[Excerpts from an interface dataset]
# # # # # # #
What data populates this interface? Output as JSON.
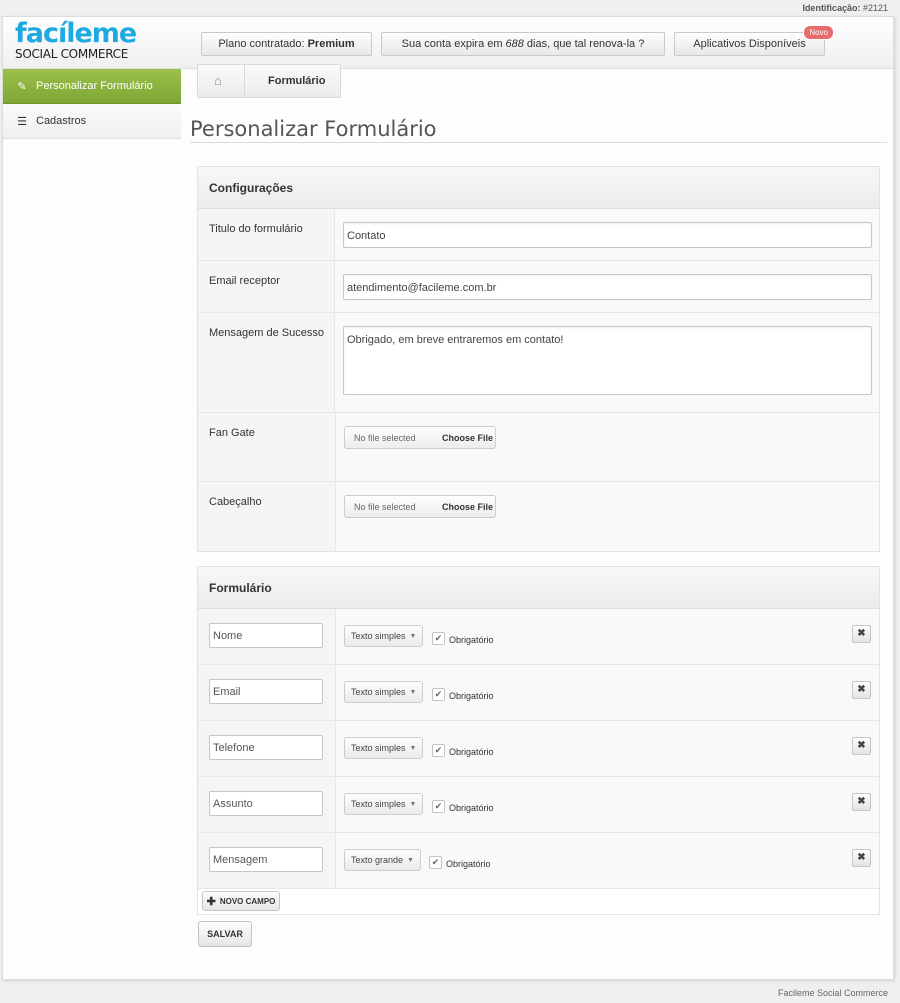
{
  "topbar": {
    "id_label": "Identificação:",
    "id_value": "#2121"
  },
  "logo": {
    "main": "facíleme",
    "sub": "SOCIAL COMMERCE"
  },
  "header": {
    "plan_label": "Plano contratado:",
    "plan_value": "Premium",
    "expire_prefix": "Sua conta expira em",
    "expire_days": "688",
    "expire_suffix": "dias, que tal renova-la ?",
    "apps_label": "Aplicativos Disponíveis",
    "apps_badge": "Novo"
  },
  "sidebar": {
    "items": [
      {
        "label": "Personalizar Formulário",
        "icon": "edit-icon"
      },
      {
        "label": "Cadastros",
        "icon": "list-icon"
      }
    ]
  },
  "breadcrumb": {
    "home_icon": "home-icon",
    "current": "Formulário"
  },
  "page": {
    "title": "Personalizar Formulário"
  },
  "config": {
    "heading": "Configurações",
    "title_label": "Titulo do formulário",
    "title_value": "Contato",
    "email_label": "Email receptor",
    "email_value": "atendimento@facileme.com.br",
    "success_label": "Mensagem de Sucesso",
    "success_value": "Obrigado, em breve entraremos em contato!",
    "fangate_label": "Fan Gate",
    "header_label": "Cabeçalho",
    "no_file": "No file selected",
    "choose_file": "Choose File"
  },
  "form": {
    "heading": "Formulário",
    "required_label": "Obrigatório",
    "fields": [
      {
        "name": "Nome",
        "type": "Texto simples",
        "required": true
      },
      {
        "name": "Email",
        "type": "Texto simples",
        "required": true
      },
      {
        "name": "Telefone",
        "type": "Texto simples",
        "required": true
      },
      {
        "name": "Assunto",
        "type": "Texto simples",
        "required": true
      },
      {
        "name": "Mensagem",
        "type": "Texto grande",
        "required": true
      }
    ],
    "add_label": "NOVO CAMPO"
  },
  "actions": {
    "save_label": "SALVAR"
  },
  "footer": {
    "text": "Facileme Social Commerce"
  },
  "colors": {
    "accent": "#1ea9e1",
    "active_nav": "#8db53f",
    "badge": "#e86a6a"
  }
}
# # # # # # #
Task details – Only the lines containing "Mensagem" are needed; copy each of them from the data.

Result of the exercise –
    "success_label": "Mensagem de Sucesso",
        "name": "Mensagem",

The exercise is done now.